Between the COVID-19 pandemic, protests and the election, an ongoing Florida Supreme Court case on the state’s cannabis industry has not received much attention in the news. The case challenges vertical integration, the current statute which requires Florida’s medical cannabis companies to manage all aspects of the business – from growing to processing to sales – in-house.
While Florida lawmakers established vertical integration and license caps in 2016, it is not a requirement in many states that have achieved safe and secure cannabis markets, such as Ohio and Michigan. As a large political swing state, and one of the few southern states with a legal medical program, the court’s decision could inform regulatory frameworks in new cannabis markets, including the five states that just passed cannabis legalization measures. To that end, the court recently held a second round of oral arguments, an unusual move indicating the importance of getting this right.
Across the country, most states with legal cannabis programs have some form of vertical integration, but only about 10 states mandate it. For example, Massachusetts – which has fully legalized cannabis – only requires vertical integration in its medical markets. Colorado, on the other hand, no longer requires vertical integration, but still allows for it to not harm its early market entrants. This type of hybrid model allows vertically integrated businesses to maintain that business practice and newer licensees to determine which parts of the supply chain they want to own, rather than forcing them to wear many hats. Meanwhile, Washington prohibits vertical integration to ensure a handful of licensees cannot control their markets or put product quality and safety at risk.
One side effect of requiring vertical integration that cannot be ignored is it increases the cost of entrance for businesses. In Florida, the mere application fee for a cannabis license is over $60,000, more than double the price of the next most expensive state program. This coupled with Florida’s law that only allows for a limited number of licensees– of which there are currently only 13 licensed operators, a lower number than states with smaller populations – makes it difficult for new entrants to join the market.
To better empower local businesses to succeed, generate tax revenues and create new jobs, upfront costs such as state licensing and application fees must be critically evaluated. To ease cost constraints without sacrificing the strong oversight that vertical integration yields, Florida could look to best practices among other legal cannabis markets. In 29 states and the District of Columbia, track-and-trace systems are required through legislation or agency rules to ensure no illicit cannabis products are sold in the medical cannabis market and no legal medical cannabis products are sold outside the regulated supply chain. By physically tagging cannabis products and electronically tracking their movement along the supply chain until point of sale, track-and-trace technology can more affordably and efficiently support cannabis industry oversight, transparency, and safety.
Regardless of how the Court rules, there are still countless other ways state policymakers and regulators can configure a strong legal system for their market to thrive without sacrificing public health and safety. If vertical integration is struck down, it’s not the end of the world for Florida’s legal cannabis industry. On the contrary, there is precedent for states evolving from vertical integration. Colorado stopped requiring vertical integration in its medical market in 2019 and, in our experience, efficient use of monitoring systems including track-and-trace helped support that transition. In addition, striking down vertical integration might also have a positive effect of better supporting a more diverse and inclusive industry in the Sunshine State.

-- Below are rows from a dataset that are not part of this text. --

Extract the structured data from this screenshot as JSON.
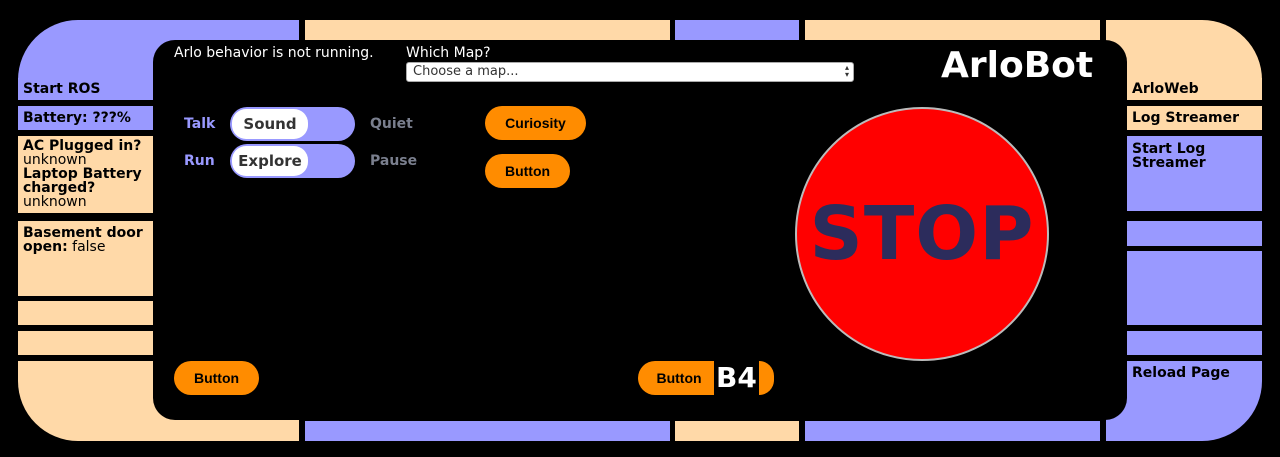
{
  "left_panel": {
    "start_ros": "Start ROS",
    "battery": "Battery: ???%",
    "ac_plugged_label": "AC Plugged in?",
    "ac_plugged_value": "unknown",
    "laptop_charged_label": "Laptop Battery charged?",
    "laptop_charged_value": "unknown",
    "basement_label": "Basement door open:",
    "basement_value": "false"
  },
  "right_panel": {
    "arloweb": "ArloWeb",
    "log_streamer": "Log Streamer",
    "start_log_streamer": "Start Log Streamer",
    "reload_page": "Reload Page"
  },
  "header": {
    "status": "Arlo behavior is not running.",
    "map_label": "Which Map?",
    "map_select_value": "Choose a map...",
    "title": "ArloBot"
  },
  "controls": {
    "talk_label": "Talk",
    "sound_label": "Sound",
    "quiet_label": "Quiet",
    "run_label": "Run",
    "explore_label": "Explore",
    "pause_label": "Pause",
    "curiosity_button": "Curiosity",
    "button2": "Button",
    "bottom_left_button": "Button",
    "bottom_button": "Button",
    "b4_label": "B4"
  },
  "stop": {
    "label": "STOP"
  },
  "colors": {
    "peach": "#ffd9a8",
    "lavender": "#9999ff",
    "orange": "#ff8c00",
    "stop_red": "#ff0000",
    "stop_text": "#2c2c5c"
  }
}
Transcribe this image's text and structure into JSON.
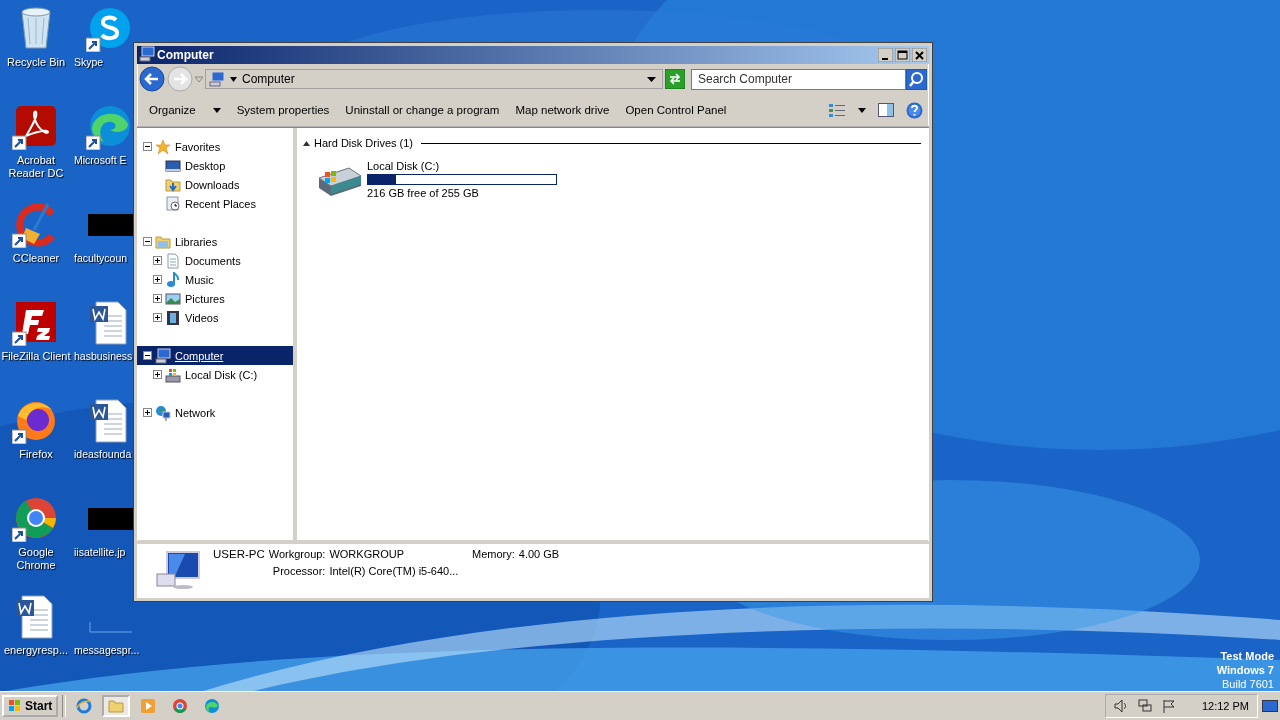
{
  "desktop": {
    "columns": [
      [
        {
          "label": "Recycle Bin",
          "kind": "recycle",
          "shortcut": false
        },
        {
          "label": "Acrobat Reader DC",
          "kind": "acrobat",
          "shortcut": true
        },
        {
          "label": "CCleaner",
          "kind": "ccleaner",
          "shortcut": true
        },
        {
          "label": "FileZilla Client",
          "kind": "filezilla",
          "shortcut": true
        },
        {
          "label": "Firefox",
          "kind": "firefox",
          "shortcut": true
        },
        {
          "label": "Google Chrome",
          "kind": "chrome",
          "shortcut": true
        },
        {
          "label": "energyresp...",
          "kind": "word",
          "shortcut": false
        }
      ],
      [
        {
          "label": "Skype",
          "kind": "skype",
          "shortcut": true
        },
        {
          "label": "Microsoft E",
          "kind": "edge",
          "shortcut": true
        },
        {
          "label": "facultycoun",
          "kind": "thumbnail",
          "shortcut": false
        },
        {
          "label": "hasbusiness",
          "kind": "word",
          "shortcut": false
        },
        {
          "label": "ideasfounda",
          "kind": "word",
          "shortcut": false
        },
        {
          "label": "iisatellite.jp",
          "kind": "thumbnail",
          "shortcut": false
        },
        {
          "label": "messagespr...",
          "kind": "blank",
          "shortcut": false
        }
      ]
    ],
    "system_notice": [
      "Test Mode",
      "Windows 7",
      "Build 7601"
    ]
  },
  "window": {
    "title": "Computer",
    "address": {
      "location": "Computer",
      "search_placeholder": "Search Computer"
    },
    "toolbar": [
      {
        "label": "Organize",
        "dropdown": true
      },
      {
        "label": "System properties",
        "dropdown": false
      },
      {
        "label": "Uninstall or change a program",
        "dropdown": false
      },
      {
        "label": "Map network drive",
        "dropdown": false
      },
      {
        "label": "Open Control Panel",
        "dropdown": false
      }
    ],
    "navigation": [
      {
        "label": "Favorites",
        "kind": "star",
        "expanded": true,
        "selected": false,
        "children": [
          {
            "label": "Desktop",
            "kind": "desktop",
            "selected": false
          },
          {
            "label": "Downloads",
            "kind": "downloads",
            "selected": false
          },
          {
            "label": "Recent Places",
            "kind": "recent",
            "selected": false
          }
        ]
      },
      {
        "label": "Libraries",
        "kind": "library",
        "expanded": true,
        "selected": false,
        "children": [
          {
            "label": "Documents",
            "kind": "documents",
            "expanded": false,
            "selected": false
          },
          {
            "label": "Music",
            "kind": "music",
            "expanded": false,
            "selected": false
          },
          {
            "label": "Pictures",
            "kind": "pictures",
            "expanded": false,
            "selected": false
          },
          {
            "label": "Videos",
            "kind": "videos",
            "expanded": false,
            "selected": false
          }
        ]
      },
      {
        "label": "Computer",
        "kind": "computer",
        "expanded": true,
        "selected": true,
        "children": [
          {
            "label": "Local Disk (C:)",
            "kind": "disk",
            "expanded": false,
            "selected": false
          }
        ]
      },
      {
        "label": "Network",
        "kind": "network",
        "expanded": false,
        "selected": false
      }
    ],
    "groups": [
      {
        "title": "Hard Disk Drives (1)",
        "expanded": true,
        "drives": [
          {
            "name": "Local Disk (C:)",
            "level": 0.15,
            "free": "216 GB free of 255 GB"
          }
        ]
      }
    ],
    "details": {
      "name": "USER-PC",
      "fields": [
        {
          "label": "Workgroup:",
          "value": "WORKGROUP"
        },
        {
          "label": "Memory:",
          "value": "4.00 GB"
        },
        {
          "label": "Processor:",
          "value": "Intel(R) Core(TM) i5-640..."
        }
      ]
    }
  },
  "taskbar": {
    "start": "Start",
    "apps": [
      {
        "kind": "ie",
        "selected": false
      },
      {
        "kind": "explorer",
        "selected": true
      },
      {
        "kind": "media",
        "selected": false
      },
      {
        "kind": "chrome",
        "selected": false
      },
      {
        "kind": "edge",
        "selected": false
      }
    ],
    "clock": "12:12 PM"
  }
}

As a country, we are still in the early stages of legalization and have the opportunity to get it right from the outset. A highly regulated and secure cannabis market can be accomplished while also accommodating a diverse set of business interests, both small and large.